:: Your instructions ::
Where a picture appears, leave it out; copy everything else in the records exactly.

+ + + +

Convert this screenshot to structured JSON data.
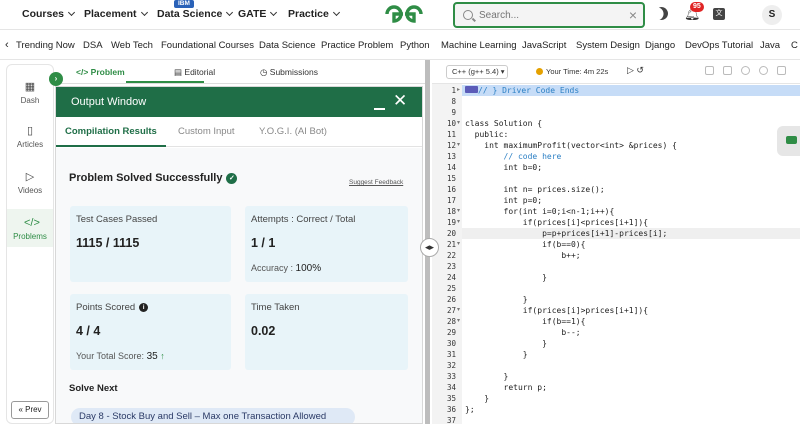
{
  "topnav": {
    "items": [
      {
        "label": "Courses"
      },
      {
        "label": "Placement"
      },
      {
        "label": "Data Science",
        "badge": "IBM"
      },
      {
        "label": "GATE"
      },
      {
        "label": "Practice"
      }
    ],
    "search_placeholder": "Search...",
    "notification_count": "95",
    "translate_glyph": "文",
    "avatar_letter": "S",
    "brand_color": "#2f8d46"
  },
  "subnav": {
    "items": [
      "Trending Now",
      "DSA",
      "Web Tech",
      "Foundational Courses",
      "Data Science",
      "Practice Problem",
      "Python",
      "Machine Learning",
      "JavaScript",
      "System Design",
      "Django",
      "DevOps Tutorial",
      "Java",
      "C"
    ]
  },
  "rail": {
    "items": [
      {
        "label": "Dash",
        "icon": "dashboard-icon"
      },
      {
        "label": "Articles",
        "icon": "book-icon"
      },
      {
        "label": "Videos",
        "icon": "video-icon"
      },
      {
        "label": "Problems",
        "icon": "code-icon"
      }
    ],
    "prev_label": "« Prev"
  },
  "problem_tabs": [
    {
      "label": "</> Problem"
    },
    {
      "label": "Editorial"
    },
    {
      "label": "Submissions"
    }
  ],
  "output_window": {
    "title": "Output Window",
    "tabs": [
      {
        "label": "Compilation Results"
      },
      {
        "label": "Custom Input"
      },
      {
        "label": "Y.O.G.I. (AI Bot)"
      }
    ],
    "status": "Problem Solved Successfully",
    "suggest_feedback": "Suggest Feedback",
    "cards": {
      "test_cases": {
        "label": "Test Cases Passed",
        "value": "1115 / 1115"
      },
      "attempts": {
        "label": "Attempts : Correct / Total",
        "value": "1 / 1",
        "sub_label": "Accuracy :",
        "sub_value": "100%"
      },
      "points": {
        "label": "Points Scored",
        "value": "4 / 4",
        "sub_label": "Your Total Score:",
        "sub_value": "35"
      },
      "time": {
        "label": "Time Taken",
        "value": "0.02"
      }
    },
    "solve_next_label": "Solve Next",
    "next_problem": "Day 8 - Stock Buy and Sell – Max one Transaction Allowed"
  },
  "editor": {
    "language": "C++ (g++ 5.4)",
    "timer_label": "Your Time:",
    "timer_value": "4m 22s",
    "lines": [
      {
        "n": "1",
        "fold": "▸",
        "text": "// } Driver Code Ends",
        "kind": "comment-fold"
      },
      {
        "n": "8",
        "fold": "",
        "text": ""
      },
      {
        "n": "9",
        "fold": "",
        "text": ""
      },
      {
        "n": "10",
        "fold": "▾",
        "text": "class Solution {"
      },
      {
        "n": "11",
        "fold": "",
        "text": "  public:"
      },
      {
        "n": "12",
        "fold": "▾",
        "text": "    int maximumProfit(vector<int> &prices) {"
      },
      {
        "n": "13",
        "fold": "",
        "text": "        // code here",
        "kind": "comment"
      },
      {
        "n": "14",
        "fold": "",
        "text": "        int b=0;"
      },
      {
        "n": "15",
        "fold": "",
        "text": ""
      },
      {
        "n": "16",
        "fold": "",
        "text": "        int n= prices.size();"
      },
      {
        "n": "17",
        "fold": "",
        "text": "        int p=0;"
      },
      {
        "n": "18",
        "fold": "▾",
        "text": "        for(int i=0;i<n-1;i++){"
      },
      {
        "n": "19",
        "fold": "▾",
        "text": "            if(prices[i]<prices[i+1]){"
      },
      {
        "n": "20",
        "fold": "",
        "text": "                p=p+prices[i+1]-prices[i];",
        "kind": "active"
      },
      {
        "n": "21",
        "fold": "▾",
        "text": "                if(b==0){"
      },
      {
        "n": "22",
        "fold": "",
        "text": "                    b++;"
      },
      {
        "n": "23",
        "fold": "",
        "text": ""
      },
      {
        "n": "24",
        "fold": "",
        "text": "                }"
      },
      {
        "n": "25",
        "fold": "",
        "text": ""
      },
      {
        "n": "26",
        "fold": "",
        "text": "            }"
      },
      {
        "n": "27",
        "fold": "▾",
        "text": "            if(prices[i]>prices[i+1]){"
      },
      {
        "n": "28",
        "fold": "▾",
        "text": "                if(b==1){"
      },
      {
        "n": "29",
        "fold": "",
        "text": "                    b--;"
      },
      {
        "n": "30",
        "fold": "",
        "text": "                }"
      },
      {
        "n": "31",
        "fold": "",
        "text": "            }"
      },
      {
        "n": "32",
        "fold": "",
        "text": ""
      },
      {
        "n": "33",
        "fold": "",
        "text": "        }"
      },
      {
        "n": "34",
        "fold": "",
        "text": "        return p;"
      },
      {
        "n": "35",
        "fold": "",
        "text": "    }"
      },
      {
        "n": "36",
        "fold": "",
        "text": "};"
      },
      {
        "n": "37",
        "fold": "",
        "text": ""
      },
      {
        "n": "38",
        "fold": "",
        "text": ""
      }
    ]
  }
}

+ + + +

:: Result ::
Convert this screenshot to structured JSON data.
{
  "topnav": {
    "items": [
      {
        "label": "Courses"
      },
      {
        "label": "Placement"
      },
      {
        "label": "Data Science",
        "badge": "IBM"
      },
      {
        "label": "GATE"
      },
      {
        "label": "Practice"
      }
    ],
    "search_placeholder": "Search...",
    "notification_count": "95",
    "translate_glyph": "文",
    "avatar_letter": "S",
    "brand_color": "#2f8d46"
  },
  "subnav": {
    "items": [
      "Trending Now",
      "DSA",
      "Web Tech",
      "Foundational Courses",
      "Data Science",
      "Practice Problem",
      "Python",
      "Machine Learning",
      "JavaScript",
      "System Design",
      "Django",
      "DevOps Tutorial",
      "Java",
      "C"
    ]
  },
  "rail": {
    "items": [
      {
        "label": "Dash",
        "icon": "dashboard-icon"
      },
      {
        "label": "Articles",
        "icon": "book-icon"
      },
      {
        "label": "Videos",
        "icon": "video-icon"
      },
      {
        "label": "Problems",
        "icon": "code-icon"
      }
    ],
    "prev_label": "« Prev"
  },
  "problem_tabs": [
    {
      "label": "</> Problem"
    },
    {
      "label": "Editorial"
    },
    {
      "label": "Submissions"
    }
  ],
  "output_window": {
    "title": "Output Window",
    "tabs": [
      {
        "label": "Compilation Results"
      },
      {
        "label": "Custom Input"
      },
      {
        "label": "Y.O.G.I. (AI Bot)"
      }
    ],
    "status": "Problem Solved Successfully",
    "suggest_feedback": "Suggest Feedback",
    "cards": {
      "test_cases": {
        "label": "Test Cases Passed",
        "value": "1115 / 1115"
      },
      "attempts": {
        "label": "Attempts : Correct / Total",
        "value": "1 / 1",
        "sub_label": "Accuracy :",
        "sub_value": "100%"
      },
      "points": {
        "label": "Points Scored",
        "value": "4 / 4",
        "sub_label": "Your Total Score:",
        "sub_value": "35"
      },
      "time": {
        "label": "Time Taken",
        "value": "0.02"
      }
    },
    "solve_next_label": "Solve Next",
    "next_problem": "Day 8 - Stock Buy and Sell – Max one Transaction Allowed"
  },
  "editor": {
    "language": "C++ (g++ 5.4)",
    "timer_label": "Your Time:",
    "timer_value": "4m 22s",
    "lines": [
      {
        "n": "1",
        "fold": "▸",
        "text": "// } Driver Code Ends",
        "kind": "comment-fold"
      },
      {
        "n": "8",
        "fold": "",
        "text": ""
      },
      {
        "n": "9",
        "fold": "",
        "text": ""
      },
      {
        "n": "10",
        "fold": "▾",
        "text": "class Solution {"
      },
      {
        "n": "11",
        "fold": "",
        "text": "  public:"
      },
      {
        "n": "12",
        "fold": "▾",
        "text": "    int maximumProfit(vector<int> &prices) {"
      },
      {
        "n": "13",
        "fold": "",
        "text": "        // code here",
        "kind": "comment"
      },
      {
        "n": "14",
        "fold": "",
        "text": "        int b=0;"
      },
      {
        "n": "15",
        "fold": "",
        "text": ""
      },
      {
        "n": "16",
        "fold": "",
        "text": "        int n= prices.size();"
      },
      {
        "n": "17",
        "fold": "",
        "text": "        int p=0;"
      },
      {
        "n": "18",
        "fold": "▾",
        "text": "        for(int i=0;i<n-1;i++){"
      },
      {
        "n": "19",
        "fold": "▾",
        "text": "            if(prices[i]<prices[i+1]){"
      },
      {
        "n": "20",
        "fold": "",
        "text": "                p=p+prices[i+1]-prices[i];",
        "kind": "active"
      },
      {
        "n": "21",
        "fold": "▾",
        "text": "                if(b==0){"
      },
      {
        "n": "22",
        "fold": "",
        "text": "                    b++;"
      },
      {
        "n": "23",
        "fold": "",
        "text": ""
      },
      {
        "n": "24",
        "fold": "",
        "text": "                }"
      },
      {
        "n": "25",
        "fold": "",
        "text": ""
      },
      {
        "n": "26",
        "fold": "",
        "text": "            }"
      },
      {
        "n": "27",
        "fold": "▾",
        "text": "            if(prices[i]>prices[i+1]){"
      },
      {
        "n": "28",
        "fold": "▾",
        "text": "                if(b==1){"
      },
      {
        "n": "29",
        "fold": "",
        "text": "                    b--;"
      },
      {
        "n": "30",
        "fold": "",
        "text": "                }"
      },
      {
        "n": "31",
        "fold": "",
        "text": "            }"
      },
      {
        "n": "32",
        "fold": "",
        "text": ""
      },
      {
        "n": "33",
        "fold": "",
        "text": "        }"
      },
      {
        "n": "34",
        "fold": "",
        "text": "        return p;"
      },
      {
        "n": "35",
        "fold": "",
        "text": "    }"
      },
      {
        "n": "36",
        "fold": "",
        "text": "};"
      },
      {
        "n": "37",
        "fold": "",
        "text": ""
      },
      {
        "n": "38",
        "fold": "",
        "text": ""
      }
    ]
  }
}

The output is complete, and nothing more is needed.